* _DATA PROVIDED_

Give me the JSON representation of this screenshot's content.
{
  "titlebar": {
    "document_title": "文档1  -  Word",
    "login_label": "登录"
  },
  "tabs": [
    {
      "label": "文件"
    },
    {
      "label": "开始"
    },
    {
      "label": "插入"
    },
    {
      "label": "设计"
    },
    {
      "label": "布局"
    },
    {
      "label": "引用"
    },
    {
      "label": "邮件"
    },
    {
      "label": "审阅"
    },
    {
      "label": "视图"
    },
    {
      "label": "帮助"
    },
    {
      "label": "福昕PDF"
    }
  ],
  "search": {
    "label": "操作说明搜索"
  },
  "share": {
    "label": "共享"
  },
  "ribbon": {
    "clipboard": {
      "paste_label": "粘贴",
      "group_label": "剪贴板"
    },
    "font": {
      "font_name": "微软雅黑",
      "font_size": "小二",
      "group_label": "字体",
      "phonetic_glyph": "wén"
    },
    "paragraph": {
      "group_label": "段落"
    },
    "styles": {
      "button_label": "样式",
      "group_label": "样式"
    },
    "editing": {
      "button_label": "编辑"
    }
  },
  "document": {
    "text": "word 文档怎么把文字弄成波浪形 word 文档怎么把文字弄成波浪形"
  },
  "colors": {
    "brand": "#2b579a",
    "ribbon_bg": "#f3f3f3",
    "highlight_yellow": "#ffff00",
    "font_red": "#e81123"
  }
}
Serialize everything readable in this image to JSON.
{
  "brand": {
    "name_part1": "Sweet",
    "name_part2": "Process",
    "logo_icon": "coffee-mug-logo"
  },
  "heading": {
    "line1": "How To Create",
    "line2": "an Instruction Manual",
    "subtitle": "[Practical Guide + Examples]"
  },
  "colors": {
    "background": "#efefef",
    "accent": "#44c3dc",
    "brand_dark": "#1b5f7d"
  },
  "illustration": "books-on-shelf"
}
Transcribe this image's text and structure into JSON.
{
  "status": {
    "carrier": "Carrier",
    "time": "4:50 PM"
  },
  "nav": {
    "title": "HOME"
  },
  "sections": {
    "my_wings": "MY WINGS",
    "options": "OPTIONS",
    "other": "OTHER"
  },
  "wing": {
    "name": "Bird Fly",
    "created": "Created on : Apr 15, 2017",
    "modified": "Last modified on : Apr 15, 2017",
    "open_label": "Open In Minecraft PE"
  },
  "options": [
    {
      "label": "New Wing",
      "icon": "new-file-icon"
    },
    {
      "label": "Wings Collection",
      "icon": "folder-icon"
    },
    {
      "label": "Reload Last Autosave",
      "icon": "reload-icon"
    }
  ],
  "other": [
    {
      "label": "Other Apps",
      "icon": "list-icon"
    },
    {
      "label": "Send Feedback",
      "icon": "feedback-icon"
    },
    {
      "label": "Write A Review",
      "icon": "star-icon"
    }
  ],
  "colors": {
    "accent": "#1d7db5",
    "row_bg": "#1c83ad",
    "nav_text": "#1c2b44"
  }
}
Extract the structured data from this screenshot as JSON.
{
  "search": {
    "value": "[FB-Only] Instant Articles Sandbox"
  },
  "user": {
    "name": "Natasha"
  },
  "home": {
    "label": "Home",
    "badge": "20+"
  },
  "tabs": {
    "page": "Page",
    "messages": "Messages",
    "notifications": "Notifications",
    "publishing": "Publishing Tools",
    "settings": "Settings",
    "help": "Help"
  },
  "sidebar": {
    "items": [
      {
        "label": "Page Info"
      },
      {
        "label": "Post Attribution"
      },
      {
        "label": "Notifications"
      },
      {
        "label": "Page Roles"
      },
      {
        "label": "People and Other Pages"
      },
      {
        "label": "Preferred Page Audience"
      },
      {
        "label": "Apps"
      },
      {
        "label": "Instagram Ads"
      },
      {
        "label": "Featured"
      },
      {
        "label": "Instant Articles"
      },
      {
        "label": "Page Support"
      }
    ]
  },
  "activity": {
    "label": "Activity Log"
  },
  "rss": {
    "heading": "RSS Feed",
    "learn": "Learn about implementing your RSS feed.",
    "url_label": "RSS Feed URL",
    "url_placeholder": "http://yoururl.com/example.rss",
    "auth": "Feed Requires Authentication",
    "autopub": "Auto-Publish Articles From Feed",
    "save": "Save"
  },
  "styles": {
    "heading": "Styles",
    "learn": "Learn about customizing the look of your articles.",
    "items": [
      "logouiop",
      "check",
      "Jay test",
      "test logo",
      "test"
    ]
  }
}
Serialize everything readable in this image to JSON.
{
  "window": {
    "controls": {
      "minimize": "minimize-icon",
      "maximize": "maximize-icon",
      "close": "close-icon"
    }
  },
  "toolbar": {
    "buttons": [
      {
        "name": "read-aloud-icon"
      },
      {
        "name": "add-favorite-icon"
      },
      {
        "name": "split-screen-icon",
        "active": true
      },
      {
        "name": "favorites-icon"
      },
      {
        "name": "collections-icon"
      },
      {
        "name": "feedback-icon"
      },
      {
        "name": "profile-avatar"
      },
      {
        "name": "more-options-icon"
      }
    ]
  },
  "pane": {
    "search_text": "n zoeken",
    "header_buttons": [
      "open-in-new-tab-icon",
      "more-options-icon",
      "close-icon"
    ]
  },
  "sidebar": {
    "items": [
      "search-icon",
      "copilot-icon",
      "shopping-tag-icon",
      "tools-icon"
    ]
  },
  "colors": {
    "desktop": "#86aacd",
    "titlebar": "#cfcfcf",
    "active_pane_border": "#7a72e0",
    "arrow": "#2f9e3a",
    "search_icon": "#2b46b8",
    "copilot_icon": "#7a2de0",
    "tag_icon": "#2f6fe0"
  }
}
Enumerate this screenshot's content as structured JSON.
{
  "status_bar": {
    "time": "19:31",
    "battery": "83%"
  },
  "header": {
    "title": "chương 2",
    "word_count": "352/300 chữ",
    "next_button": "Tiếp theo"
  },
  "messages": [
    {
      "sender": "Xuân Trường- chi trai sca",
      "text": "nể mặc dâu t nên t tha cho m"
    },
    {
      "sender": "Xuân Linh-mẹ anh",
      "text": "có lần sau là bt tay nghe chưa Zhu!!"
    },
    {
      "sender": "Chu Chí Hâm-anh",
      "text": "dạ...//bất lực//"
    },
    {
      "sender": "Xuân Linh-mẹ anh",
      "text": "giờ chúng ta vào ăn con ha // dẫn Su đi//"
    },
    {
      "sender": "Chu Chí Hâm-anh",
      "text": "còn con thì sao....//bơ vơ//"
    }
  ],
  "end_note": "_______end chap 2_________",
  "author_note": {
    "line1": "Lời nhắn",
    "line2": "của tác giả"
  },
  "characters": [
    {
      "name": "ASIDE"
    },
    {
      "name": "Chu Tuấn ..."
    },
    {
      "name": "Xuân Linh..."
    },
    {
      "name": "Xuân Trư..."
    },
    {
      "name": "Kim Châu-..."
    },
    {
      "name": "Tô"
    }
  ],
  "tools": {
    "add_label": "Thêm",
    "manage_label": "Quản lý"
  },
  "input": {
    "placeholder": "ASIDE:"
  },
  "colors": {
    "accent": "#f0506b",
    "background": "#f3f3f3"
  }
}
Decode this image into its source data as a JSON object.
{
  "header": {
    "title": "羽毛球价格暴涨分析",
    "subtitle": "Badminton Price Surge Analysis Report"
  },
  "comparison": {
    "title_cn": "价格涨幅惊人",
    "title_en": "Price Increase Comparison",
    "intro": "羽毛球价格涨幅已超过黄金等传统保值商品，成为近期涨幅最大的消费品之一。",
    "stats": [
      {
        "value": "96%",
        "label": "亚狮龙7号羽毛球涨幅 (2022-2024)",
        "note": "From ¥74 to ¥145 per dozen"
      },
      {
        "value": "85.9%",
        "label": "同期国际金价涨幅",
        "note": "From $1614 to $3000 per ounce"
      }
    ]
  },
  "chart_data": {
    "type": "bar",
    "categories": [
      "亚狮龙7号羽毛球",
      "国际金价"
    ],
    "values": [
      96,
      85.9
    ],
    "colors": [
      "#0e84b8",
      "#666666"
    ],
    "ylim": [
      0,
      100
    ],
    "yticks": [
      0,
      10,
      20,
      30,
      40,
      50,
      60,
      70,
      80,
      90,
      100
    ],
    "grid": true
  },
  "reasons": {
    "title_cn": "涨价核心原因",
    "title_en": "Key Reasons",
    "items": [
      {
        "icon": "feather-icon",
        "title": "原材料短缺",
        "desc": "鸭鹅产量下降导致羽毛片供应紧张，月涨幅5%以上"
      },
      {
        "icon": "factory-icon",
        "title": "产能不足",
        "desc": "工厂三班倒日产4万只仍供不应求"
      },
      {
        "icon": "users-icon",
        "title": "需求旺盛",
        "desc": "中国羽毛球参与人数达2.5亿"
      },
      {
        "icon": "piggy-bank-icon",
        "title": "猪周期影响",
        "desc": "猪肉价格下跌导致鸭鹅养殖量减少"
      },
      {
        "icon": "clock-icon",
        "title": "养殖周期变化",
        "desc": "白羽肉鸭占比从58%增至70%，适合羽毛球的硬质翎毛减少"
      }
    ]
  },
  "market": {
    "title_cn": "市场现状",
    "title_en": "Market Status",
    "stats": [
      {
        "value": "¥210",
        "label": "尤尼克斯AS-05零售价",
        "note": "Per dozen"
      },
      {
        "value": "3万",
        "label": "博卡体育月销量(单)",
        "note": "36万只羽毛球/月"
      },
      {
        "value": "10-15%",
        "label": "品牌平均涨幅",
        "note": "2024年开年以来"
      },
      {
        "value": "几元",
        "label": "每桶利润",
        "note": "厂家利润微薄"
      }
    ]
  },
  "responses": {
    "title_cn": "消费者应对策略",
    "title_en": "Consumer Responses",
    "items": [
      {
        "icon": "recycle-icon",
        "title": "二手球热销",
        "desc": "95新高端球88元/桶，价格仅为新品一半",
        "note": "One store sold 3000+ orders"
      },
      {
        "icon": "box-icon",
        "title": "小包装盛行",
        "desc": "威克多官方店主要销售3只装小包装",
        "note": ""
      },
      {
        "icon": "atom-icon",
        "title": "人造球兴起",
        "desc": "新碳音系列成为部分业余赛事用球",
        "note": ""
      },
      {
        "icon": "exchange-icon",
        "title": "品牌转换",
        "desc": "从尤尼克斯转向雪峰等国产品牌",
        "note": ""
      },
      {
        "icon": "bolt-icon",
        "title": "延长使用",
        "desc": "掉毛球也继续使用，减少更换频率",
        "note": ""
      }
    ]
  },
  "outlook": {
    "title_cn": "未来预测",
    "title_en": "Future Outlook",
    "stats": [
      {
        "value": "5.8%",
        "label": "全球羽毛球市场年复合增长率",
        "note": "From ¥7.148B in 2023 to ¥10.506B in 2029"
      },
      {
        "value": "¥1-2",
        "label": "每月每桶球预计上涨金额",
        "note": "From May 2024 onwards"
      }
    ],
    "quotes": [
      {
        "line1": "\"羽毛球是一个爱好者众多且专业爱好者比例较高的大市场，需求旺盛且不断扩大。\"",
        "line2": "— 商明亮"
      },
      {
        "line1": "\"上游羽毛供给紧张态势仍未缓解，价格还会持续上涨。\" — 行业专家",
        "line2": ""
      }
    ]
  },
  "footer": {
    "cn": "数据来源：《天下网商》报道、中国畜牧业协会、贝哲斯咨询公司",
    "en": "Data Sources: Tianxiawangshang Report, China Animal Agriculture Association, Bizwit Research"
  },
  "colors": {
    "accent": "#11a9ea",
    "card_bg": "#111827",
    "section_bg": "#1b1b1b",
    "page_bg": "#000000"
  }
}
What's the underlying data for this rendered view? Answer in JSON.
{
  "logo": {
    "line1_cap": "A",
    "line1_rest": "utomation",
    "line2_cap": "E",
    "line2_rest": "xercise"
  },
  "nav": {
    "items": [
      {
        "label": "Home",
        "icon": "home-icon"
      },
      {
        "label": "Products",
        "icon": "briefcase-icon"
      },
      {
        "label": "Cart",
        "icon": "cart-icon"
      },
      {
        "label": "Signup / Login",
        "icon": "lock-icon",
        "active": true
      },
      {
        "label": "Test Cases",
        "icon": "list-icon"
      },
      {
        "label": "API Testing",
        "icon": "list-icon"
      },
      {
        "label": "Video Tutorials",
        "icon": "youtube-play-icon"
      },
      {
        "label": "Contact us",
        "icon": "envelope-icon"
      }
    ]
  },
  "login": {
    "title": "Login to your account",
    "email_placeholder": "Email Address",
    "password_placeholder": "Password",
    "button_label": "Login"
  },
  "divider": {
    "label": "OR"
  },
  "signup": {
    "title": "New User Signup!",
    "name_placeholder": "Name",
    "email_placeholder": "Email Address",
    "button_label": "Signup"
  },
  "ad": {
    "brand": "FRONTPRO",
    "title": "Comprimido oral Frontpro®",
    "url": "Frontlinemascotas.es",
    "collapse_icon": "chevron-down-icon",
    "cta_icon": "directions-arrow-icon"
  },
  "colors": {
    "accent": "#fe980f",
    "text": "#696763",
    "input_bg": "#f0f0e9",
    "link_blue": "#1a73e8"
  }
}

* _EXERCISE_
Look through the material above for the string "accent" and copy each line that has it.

* _RESPONSE BELOW_
    "accent": "#44c3dc",
    "accent": "#1d7db5",
    "accent": "#f0506b",
    "accent": "#11a9ea",
    "accent": "#fe980f",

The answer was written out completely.